  • Development of fiscal decentralization through the allocation of sustainable financial resource locally.

  • Redesigning the methodology of government transfers by allocating more financial revenue from central to local level.



Smoke P., Fiscal Decentralization in Developing Countries: A Review of Current Concepts and Practice, Year: 2001, Geneva UNRISD


Dziobek C., Mangas C. G., Kufa P., Measuring Fiscal Decentralization Exploring the IMFs Databases, Measuring Fiscal Decentralization – Exploring the IMF’s Databases. International Monetary Fund Working Paper 2011 Page: 30


Bird R. M., Vaillancourt F., Fiscal Decentralization in Developing Countries, Year: 1998, Melbourne Cambridge University Press


Rexha B., Lajqi H., Limani M., Implementing data security in Student Lifecycle Management System at the University of Prishtina, WSEAS Transactions on Information Science and Applications, Year: 2010, Volume: 7, Issue: 7, Page: 965 -974.


Kalb A., The Impact of Intergovernmental Grants on Cost Efficiency: Theory and Evidence from German Municipalities, Economic Analysis and Policy, Year: 2010, Volume: 40, Issue: 1, Page: 23 -48. DOI: 10.1016/S0313-5926(10)50002-X


World Bank., Serbia: Municipal Finances and Expenditures Review. Poverty Reduction, Year: 2013, Serbia and Economic Management Unit South East Europe Country Unit


Decentralization Fiscal., Indicators: South East Europe, Network of Associations of Local Authorities os South East Europe, Year: 2010, South East Europe 7 Fiscal Decentralization Indicators


Werner J., Guihery L., Djukic O., Fiscal Federalism in Bosnia and Hercegovina: Ten years after the Daytona Treatment and still not a steady condition, Year: 2006,


Levitas T., Too Much of a Good Thing? Own Revenues and the Political Economy of Intergovernmental Finance Reform: The Albanian Case. Urban Institute Center on International Development and Governance, 2011 Washington D.C
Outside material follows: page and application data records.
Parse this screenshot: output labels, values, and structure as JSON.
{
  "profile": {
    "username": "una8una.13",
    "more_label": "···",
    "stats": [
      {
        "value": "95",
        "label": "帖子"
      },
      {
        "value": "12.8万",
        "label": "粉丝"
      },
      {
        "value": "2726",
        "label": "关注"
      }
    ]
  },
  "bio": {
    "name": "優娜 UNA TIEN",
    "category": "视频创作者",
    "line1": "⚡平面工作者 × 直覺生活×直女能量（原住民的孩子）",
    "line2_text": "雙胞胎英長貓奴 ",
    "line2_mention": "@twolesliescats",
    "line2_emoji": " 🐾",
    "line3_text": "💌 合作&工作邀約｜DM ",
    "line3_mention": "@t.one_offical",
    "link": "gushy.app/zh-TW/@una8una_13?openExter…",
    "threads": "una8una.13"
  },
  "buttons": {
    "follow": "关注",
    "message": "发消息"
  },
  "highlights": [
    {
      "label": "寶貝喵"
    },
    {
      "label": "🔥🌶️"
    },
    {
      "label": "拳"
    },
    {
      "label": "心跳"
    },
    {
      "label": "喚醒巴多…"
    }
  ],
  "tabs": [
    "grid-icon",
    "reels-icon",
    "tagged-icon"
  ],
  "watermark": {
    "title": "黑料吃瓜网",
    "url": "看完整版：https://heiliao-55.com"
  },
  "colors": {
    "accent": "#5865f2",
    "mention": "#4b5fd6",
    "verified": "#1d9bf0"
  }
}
Oplotnik M., Oplotnik Ž., Finžgar M., EU Member states and fiscal decentralization-empirical comparision, Innovative Issues and Approaches in Social Sciences, Year: 2013, Volume: 6, Issue: 3,


Bexheti A., Decentralizimi fiskal dhe sfidat e zhvillimit ekonomik lokal.VISIONS, Year: 2005, Skopje Decentralizimi fiskal dhe sfidat e zhvillimit ekonomik lokal.VISIONS


Konjhodic H., uman T. M., Konjhodžić H., Fiscal Decentralization in Croatia-Reform process or political rhetoric, Ekonomska Misao i Praksa, Year: 2009,


Rockel Adam J., The Efficacy of Decentralization in the Republic of Macedonia. Munich Personal RePEc Archive, Year: 2008, Munich The Efficacy of Decentralization in the Republic of Macedonia. Munich Personal RePEc Archive


Feruglio N., Martinez-Vasquez J., Timofeev A., As assesment of Fiscal Decentralization, in Macedonia. International Studies Program. Working Paper 08-14 2008 Atlanta


Arzaghi M., Henderson J. V., Why countries are fiscally decentralizing, Journal of Public Economics, Year: 2005, Volume: 89, Issue: 7, Page: 1157 -1189. DOI: 10.1016/j.jpubeco.2003.10.009


Maksimovska Veljanovski A., Stojkov A., The future of fiscal decentralization in Southeast Europe: What is on the horizon?, Lex Localis, Year: 2013, Volume: 11, Issue: 3, Page: 325 -343. DOI: 10.4335/11.3.325-343


Maksimovska A., Stojkov A., Schmidt P., Fiscal decentralisation and ethnic politics in Macedonia, Lex Localis, Year: 2015, Volume: 13, Issue: 3, Page: 433 -451. DOI: 10.4335/13.3.433-451(2015)


Official Gazette of the Republic of Macedonia, Year: 2004,



  • Downloads 29
  • Views 123



ISSN: 2518-668X